— GOAL OF THE EXERCISE —
Your copy should match the listing below exactly, except that it holds no images.

┄┄┄┄┄┄┄┄┄┄

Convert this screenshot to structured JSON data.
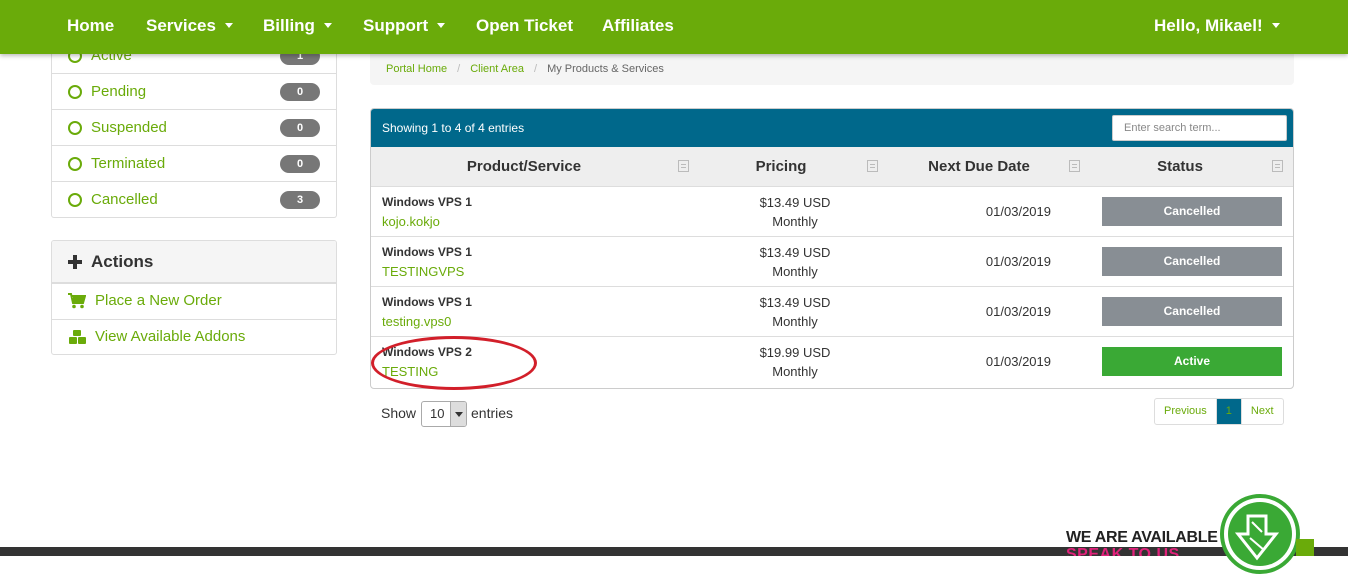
{
  "nav": {
    "items": [
      {
        "label": "Home",
        "has_caret": false
      },
      {
        "label": "Services",
        "has_caret": true
      },
      {
        "label": "Billing",
        "has_caret": true
      },
      {
        "label": "Support",
        "has_caret": true
      },
      {
        "label": "Open Ticket",
        "has_caret": false
      },
      {
        "label": "Affiliates",
        "has_caret": false
      }
    ],
    "user": "Hello, Mikael!"
  },
  "sidebar": {
    "statuses": [
      {
        "label": "Active",
        "count": "1"
      },
      {
        "label": "Pending",
        "count": "0"
      },
      {
        "label": "Suspended",
        "count": "0"
      },
      {
        "label": "Terminated",
        "count": "0"
      },
      {
        "label": "Cancelled",
        "count": "3"
      }
    ],
    "actions": {
      "title": "Actions",
      "items": [
        {
          "label": "Place a New Order",
          "icon": "shopping-cart-icon"
        },
        {
          "label": "View Available Addons",
          "icon": "cubes-icon"
        }
      ]
    }
  },
  "breadcrumb": {
    "items": [
      "Portal Home",
      "Client Area"
    ],
    "current": "My Products & Services"
  },
  "table": {
    "info": "Showing 1 to 4 of 4 entries",
    "search_placeholder": "Enter search term...",
    "columns": [
      "Product/Service",
      "Pricing",
      "Next Due Date",
      "Status"
    ],
    "rows": [
      {
        "product": "Windows VPS 1",
        "domain": "kojo.kokjo",
        "price": "$13.49 USD",
        "cycle": "Monthly",
        "due": "01/03/2019",
        "status": "Cancelled"
      },
      {
        "product": "Windows VPS 1",
        "domain": "TESTINGVPS",
        "price": "$13.49 USD",
        "cycle": "Monthly",
        "due": "01/03/2019",
        "status": "Cancelled"
      },
      {
        "product": "Windows VPS 1",
        "domain": "testing.vps0",
        "price": "$13.49 USD",
        "cycle": "Monthly",
        "due": "01/03/2019",
        "status": "Cancelled"
      },
      {
        "product": "Windows VPS 2",
        "domain": "TESTING",
        "price": "$19.99 USD",
        "cycle": "Monthly",
        "due": "01/03/2019",
        "status": "Active"
      }
    ],
    "status_colors": {
      "Cancelled": "#888e94",
      "Active": "#3aa935"
    },
    "length": {
      "show": "Show",
      "value": "10",
      "entries": "entries"
    },
    "pagination": {
      "previous": "Previous",
      "current": "1",
      "next": "Next"
    }
  },
  "footer": {
    "available": "WE ARE AVAILABLE",
    "speak": "SPEAK TO US"
  },
  "colors": {
    "brand_green": "#6aab0a",
    "header_blue": "#00688b",
    "annotation_red": "#d21f2a"
  }
}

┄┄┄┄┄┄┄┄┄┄

— EXPECTED ANSWER —
Convert this screenshot to structured JSON data.
{
  "nav": {
    "items": [
      {
        "label": "Home",
        "has_caret": false
      },
      {
        "label": "Services",
        "has_caret": true
      },
      {
        "label": "Billing",
        "has_caret": true
      },
      {
        "label": "Support",
        "has_caret": true
      },
      {
        "label": "Open Ticket",
        "has_caret": false
      },
      {
        "label": "Affiliates",
        "has_caret": false
      }
    ],
    "user": "Hello, Mikael!"
  },
  "sidebar": {
    "statuses": [
      {
        "label": "Active",
        "count": "1"
      },
      {
        "label": "Pending",
        "count": "0"
      },
      {
        "label": "Suspended",
        "count": "0"
      },
      {
        "label": "Terminated",
        "count": "0"
      },
      {
        "label": "Cancelled",
        "count": "3"
      }
    ],
    "actions": {
      "title": "Actions",
      "items": [
        {
          "label": "Place a New Order",
          "icon": "shopping-cart-icon"
        },
        {
          "label": "View Available Addons",
          "icon": "cubes-icon"
        }
      ]
    }
  },
  "breadcrumb": {
    "items": [
      "Portal Home",
      "Client Area"
    ],
    "current": "My Products & Services"
  },
  "table": {
    "info": "Showing 1 to 4 of 4 entries",
    "search_placeholder": "Enter search term...",
    "columns": [
      "Product/Service",
      "Pricing",
      "Next Due Date",
      "Status"
    ],
    "rows": [
      {
        "product": "Windows VPS 1",
        "domain": "kojo.kokjo",
        "price": "$13.49 USD",
        "cycle": "Monthly",
        "due": "01/03/2019",
        "status": "Cancelled"
      },
      {
        "product": "Windows VPS 1",
        "domain": "TESTINGVPS",
        "price": "$13.49 USD",
        "cycle": "Monthly",
        "due": "01/03/2019",
        "status": "Cancelled"
      },
      {
        "product": "Windows VPS 1",
        "domain": "testing.vps0",
        "price": "$13.49 USD",
        "cycle": "Monthly",
        "due": "01/03/2019",
        "status": "Cancelled"
      },
      {
        "product": "Windows VPS 2",
        "domain": "TESTING",
        "price": "$19.99 USD",
        "cycle": "Monthly",
        "due": "01/03/2019",
        "status": "Active"
      }
    ],
    "status_colors": {
      "Cancelled": "#888e94",
      "Active": "#3aa935"
    },
    "length": {
      "show": "Show",
      "value": "10",
      "entries": "entries"
    },
    "pagination": {
      "previous": "Previous",
      "current": "1",
      "next": "Next"
    }
  },
  "footer": {
    "available": "WE ARE AVAILABLE",
    "speak": "SPEAK TO US"
  },
  "colors": {
    "brand_green": "#6aab0a",
    "header_blue": "#00688b",
    "annotation_red": "#d21f2a"
  }
}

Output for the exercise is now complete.